[Records shown]
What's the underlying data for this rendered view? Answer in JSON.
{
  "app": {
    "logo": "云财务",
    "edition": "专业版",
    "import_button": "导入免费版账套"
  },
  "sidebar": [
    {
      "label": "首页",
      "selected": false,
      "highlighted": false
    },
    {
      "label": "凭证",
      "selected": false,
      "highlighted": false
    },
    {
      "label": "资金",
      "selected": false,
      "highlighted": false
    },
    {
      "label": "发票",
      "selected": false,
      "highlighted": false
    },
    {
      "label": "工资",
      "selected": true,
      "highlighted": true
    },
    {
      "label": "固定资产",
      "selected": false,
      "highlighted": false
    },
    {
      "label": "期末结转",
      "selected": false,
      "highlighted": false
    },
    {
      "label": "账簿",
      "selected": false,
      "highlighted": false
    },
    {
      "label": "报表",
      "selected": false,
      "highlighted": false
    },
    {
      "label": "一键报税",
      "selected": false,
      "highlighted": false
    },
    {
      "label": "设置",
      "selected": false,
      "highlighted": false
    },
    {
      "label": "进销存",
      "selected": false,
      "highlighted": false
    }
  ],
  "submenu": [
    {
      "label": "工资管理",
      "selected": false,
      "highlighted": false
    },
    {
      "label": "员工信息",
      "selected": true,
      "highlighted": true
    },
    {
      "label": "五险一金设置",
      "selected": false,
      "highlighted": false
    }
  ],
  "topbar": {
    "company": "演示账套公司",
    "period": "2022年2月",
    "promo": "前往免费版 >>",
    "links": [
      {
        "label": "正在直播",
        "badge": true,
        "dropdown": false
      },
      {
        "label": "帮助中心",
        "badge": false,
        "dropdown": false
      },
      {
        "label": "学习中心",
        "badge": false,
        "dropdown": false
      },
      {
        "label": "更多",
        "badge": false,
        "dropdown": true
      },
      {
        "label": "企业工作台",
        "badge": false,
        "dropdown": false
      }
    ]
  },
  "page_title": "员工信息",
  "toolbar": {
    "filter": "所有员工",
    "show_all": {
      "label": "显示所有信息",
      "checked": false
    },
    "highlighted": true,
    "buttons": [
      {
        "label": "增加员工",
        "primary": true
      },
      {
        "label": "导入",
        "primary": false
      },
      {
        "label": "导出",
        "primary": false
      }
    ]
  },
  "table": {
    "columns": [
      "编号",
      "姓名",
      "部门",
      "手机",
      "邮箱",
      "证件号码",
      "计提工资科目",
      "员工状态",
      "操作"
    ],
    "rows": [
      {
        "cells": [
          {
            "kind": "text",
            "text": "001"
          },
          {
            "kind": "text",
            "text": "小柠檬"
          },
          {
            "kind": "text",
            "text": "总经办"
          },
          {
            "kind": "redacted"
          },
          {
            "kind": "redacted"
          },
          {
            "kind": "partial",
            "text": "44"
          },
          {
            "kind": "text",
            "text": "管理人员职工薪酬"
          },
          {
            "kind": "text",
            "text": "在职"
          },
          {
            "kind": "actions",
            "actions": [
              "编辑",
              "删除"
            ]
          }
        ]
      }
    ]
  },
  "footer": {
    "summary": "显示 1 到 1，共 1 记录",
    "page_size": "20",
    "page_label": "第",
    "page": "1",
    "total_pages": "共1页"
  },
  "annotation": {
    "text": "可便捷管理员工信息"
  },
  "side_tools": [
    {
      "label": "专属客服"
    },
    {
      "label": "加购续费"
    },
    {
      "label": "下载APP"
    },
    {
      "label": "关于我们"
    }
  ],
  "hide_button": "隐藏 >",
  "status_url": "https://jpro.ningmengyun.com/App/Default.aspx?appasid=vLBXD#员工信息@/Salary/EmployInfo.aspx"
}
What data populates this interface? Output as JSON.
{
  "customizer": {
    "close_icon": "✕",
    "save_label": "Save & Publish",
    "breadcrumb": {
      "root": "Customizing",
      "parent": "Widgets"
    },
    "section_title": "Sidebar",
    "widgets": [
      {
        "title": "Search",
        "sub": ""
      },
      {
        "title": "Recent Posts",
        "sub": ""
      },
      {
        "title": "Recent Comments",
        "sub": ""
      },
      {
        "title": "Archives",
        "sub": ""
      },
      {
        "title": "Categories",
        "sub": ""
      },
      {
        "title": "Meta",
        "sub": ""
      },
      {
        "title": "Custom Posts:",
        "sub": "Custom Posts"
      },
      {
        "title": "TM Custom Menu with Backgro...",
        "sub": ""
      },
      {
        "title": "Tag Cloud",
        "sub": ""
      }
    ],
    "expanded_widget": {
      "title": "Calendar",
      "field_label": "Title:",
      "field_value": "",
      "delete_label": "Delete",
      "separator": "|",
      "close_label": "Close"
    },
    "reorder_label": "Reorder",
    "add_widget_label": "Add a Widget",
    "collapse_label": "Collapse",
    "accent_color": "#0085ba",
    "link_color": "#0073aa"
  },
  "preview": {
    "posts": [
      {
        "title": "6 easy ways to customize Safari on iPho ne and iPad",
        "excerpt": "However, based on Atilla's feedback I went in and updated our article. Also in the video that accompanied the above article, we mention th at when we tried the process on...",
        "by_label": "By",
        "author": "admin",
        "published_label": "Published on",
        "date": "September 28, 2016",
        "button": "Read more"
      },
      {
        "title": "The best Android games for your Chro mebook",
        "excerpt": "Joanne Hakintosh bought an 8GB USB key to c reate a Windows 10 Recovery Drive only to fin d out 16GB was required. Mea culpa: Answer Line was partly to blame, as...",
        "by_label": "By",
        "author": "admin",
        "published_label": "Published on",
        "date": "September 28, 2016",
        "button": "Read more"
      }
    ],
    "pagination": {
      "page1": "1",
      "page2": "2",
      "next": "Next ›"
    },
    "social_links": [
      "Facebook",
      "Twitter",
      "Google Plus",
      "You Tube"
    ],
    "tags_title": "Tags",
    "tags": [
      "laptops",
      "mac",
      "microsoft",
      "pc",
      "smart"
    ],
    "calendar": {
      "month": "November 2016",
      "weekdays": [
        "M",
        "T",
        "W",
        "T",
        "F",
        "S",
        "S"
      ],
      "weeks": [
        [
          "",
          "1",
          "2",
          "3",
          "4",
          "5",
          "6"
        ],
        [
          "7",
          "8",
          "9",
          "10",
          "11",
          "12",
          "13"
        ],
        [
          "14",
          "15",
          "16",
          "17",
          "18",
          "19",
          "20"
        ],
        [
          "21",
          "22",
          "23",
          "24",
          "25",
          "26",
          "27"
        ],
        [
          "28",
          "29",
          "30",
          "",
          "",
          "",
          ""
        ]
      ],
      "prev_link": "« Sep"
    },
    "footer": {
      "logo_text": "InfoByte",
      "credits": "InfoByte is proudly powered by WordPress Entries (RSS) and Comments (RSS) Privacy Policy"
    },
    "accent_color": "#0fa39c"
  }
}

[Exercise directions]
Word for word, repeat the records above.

[Response below]
What's the underlying data for this rendered view? Answer in JSON.
{
  "app": {
    "logo": "云财务",
    "edition": "专业版",
    "import_button": "导入免费版账套"
  },
  "sidebar": [
    {
      "label": "首页",
      "selected": false,
      "highlighted": false
    },
    {
      "label": "凭证",
      "selected": false,
      "highlighted": false
    },
    {
      "label": "资金",
      "selected": false,
      "highlighted": false
    },
    {
      "label": "发票",
      "selected": false,
      "highlighted": false
    },
    {
      "label": "工资",
      "selected": true,
      "highlighted": true
    },
    {
      "label": "固定资产",
      "selected": false,
      "highlighted": false
    },
    {
      "label": "期末结转",
      "selected": false,
      "highlighted": false
    },
    {
      "label": "账簿",
      "selected": false,
      "highlighted": false
    },
    {
      "label": "报表",
      "selected": false,
      "highlighted": false
    },
    {
      "label": "一键报税",
      "selected": false,
      "highlighted": false
    },
    {
      "label": "设置",
      "selected": false,
      "highlighted": false
    },
    {
      "label": "进销存",
      "selected": false,
      "highlighted": false
    }
  ],
  "submenu": [
    {
      "label": "工资管理",
      "selected": false,
      "highlighted": false
    },
    {
      "label": "员工信息",
      "selected": true,
      "highlighted": true
    },
    {
      "label": "五险一金设置",
      "selected": false,
      "highlighted": false
    }
  ],
  "topbar": {
    "company": "演示账套公司",
    "period": "2022年2月",
    "promo": "前往免费版 >>",
    "links": [
      {
        "label": "正在直播",
        "badge": true,
        "dropdown": false
      },
      {
        "label": "帮助中心",
        "badge": false,
        "dropdown": false
      },
      {
        "label": "学习中心",
        "badge": false,
        "dropdown": false
      },
      {
        "label": "更多",
        "badge": false,
        "dropdown": true
      },
      {
        "label": "企业工作台",
        "badge": false,
        "dropdown": false
      }
    ]
  },
  "page_title": "员工信息",
  "toolbar": {
    "filter": "所有员工",
    "show_all": {
      "label": "显示所有信息",
      "checked": false
    },
    "highlighted": true,
    "buttons": [
      {
        "label": "增加员工",
        "primary": true
      },
      {
        "label": "导入",
        "primary": false
      },
      {
        "label": "导出",
        "primary": false
      }
    ]
  },
  "table": {
    "columns": [
      "编号",
      "姓名",
      "部门",
      "手机",
      "邮箱",
      "证件号码",
      "计提工资科目",
      "员工状态",
      "操作"
    ],
    "rows": [
      {
        "cells": [
          {
            "kind": "text",
            "text": "001"
          },
          {
            "kind": "text",
            "text": "小柠檬"
          },
          {
            "kind": "text",
            "text": "总经办"
          },
          {
            "kind": "redacted"
          },
          {
            "kind": "redacted"
          },
          {
            "kind": "partial",
            "text": "44"
          },
          {
            "kind": "text",
            "text": "管理人员职工薪酬"
          },
          {
            "kind": "text",
            "text": "在职"
          },
          {
            "kind": "actions",
            "actions": [
              "编辑",
              "删除"
            ]
          }
        ]
      }
    ]
  },
  "footer": {
    "summary": "显示 1 到 1，共 1 记录",
    "page_size": "20",
    "page_label": "第",
    "page": "1",
    "total_pages": "共1页"
  },
  "annotation": {
    "text": "可便捷管理员工信息"
  },
  "side_tools": [
    {
      "label": "专属客服"
    },
    {
      "label": "加购续费"
    },
    {
      "label": "下载APP"
    },
    {
      "label": "关于我们"
    }
  ],
  "hide_button": "隐藏 >",
  "status_url": "https://jpro.ningmengyun.com/App/Default.aspx?appasid=vLBXD#员工信息@/Salary/EmployInfo.aspx"
}
What data populates this interface? Output as JSON.
{
  "customizer": {
    "close_icon": "✕",
    "save_label": "Save & Publish",
    "breadcrumb": {
      "root": "Customizing",
      "parent": "Widgets"
    },
    "section_title": "Sidebar",
    "widgets": [
      {
        "title": "Search",
        "sub": ""
      },
      {
        "title": "Recent Posts",
        "sub": ""
      },
      {
        "title": "Recent Comments",
        "sub": ""
      },
      {
        "title": "Archives",
        "sub": ""
      },
      {
        "title": "Categories",
        "sub": ""
      },
      {
        "title": "Meta",
        "sub": ""
      },
      {
        "title": "Custom Posts:",
        "sub": "Custom Posts"
      },
      {
        "title": "TM Custom Menu with Backgro...",
        "sub": ""
      },
      {
        "title": "Tag Cloud",
        "sub": ""
      }
    ],
    "expanded_widget": {
      "title": "Calendar",
      "field_label": "Title:",
      "field_value": "",
      "delete_label": "Delete",
      "separator": "|",
      "close_label": "Close"
    },
    "reorder_label": "Reorder",
    "add_widget_label": "Add a Widget",
    "collapse_label": "Collapse",
    "accent_color": "#0085ba",
    "link_color": "#0073aa"
  },
  "preview": {
    "posts": [
      {
        "title": "6 easy ways to customize Safari on iPho ne and iPad",
        "excerpt": "However, based on Atilla's feedback I went in and updated our article. Also in the video that accompanied the above article, we mention th at when we tried the process on...",
        "by_label": "By",
        "author": "admin",
        "published_label": "Published on",
        "date": "September 28, 2016",
        "button": "Read more"
      },
      {
        "title": "The best Android games for your Chro mebook",
        "excerpt": "Joanne Hakintosh bought an 8GB USB key to c reate a Windows 10 Recovery Drive only to fin d out 16GB was required. Mea culpa: Answer Line was partly to blame, as...",
        "by_label": "By",
        "author": "admin",
        "published_label": "Published on",
        "date": "September 28, 2016",
        "button": "Read more"
      }
    ],
    "pagination": {
      "page1": "1",
      "page2": "2",
      "next": "Next ›"
    },
    "social_links": [
      "Facebook",
      "Twitter",
      "Google Plus",
      "You Tube"
    ],
    "tags_title": "Tags",
    "tags": [
      "laptops",
      "mac",
      "microsoft",
      "pc",
      "smart"
    ],
    "calendar": {
      "month": "November 2016",
      "weekdays": [
        "M",
        "T",
        "W",
        "T",
        "F",
        "S",
        "S"
      ],
      "weeks": [
        [
          "",
          "1",
          "2",
          "3",
          "4",
          "5",
          "6"
        ],
        [
          "7",
          "8",
          "9",
          "10",
          "11",
          "12",
          "13"
        ],
        [
          "14",
          "15",
          "16",
          "17",
          "18",
          "19",
          "20"
        ],
        [
          "21",
          "22",
          "23",
          "24",
          "25",
          "26",
          "27"
        ],
        [
          "28",
          "29",
          "30",
          "",
          "",
          "",
          ""
        ]
      ],
      "prev_link": "« Sep"
    },
    "footer": {
      "logo_text": "InfoByte",
      "credits": "InfoByte is proudly powered by WordPress Entries (RSS) and Comments (RSS) Privacy Policy"
    },
    "accent_color": "#0fa39c"
  }
}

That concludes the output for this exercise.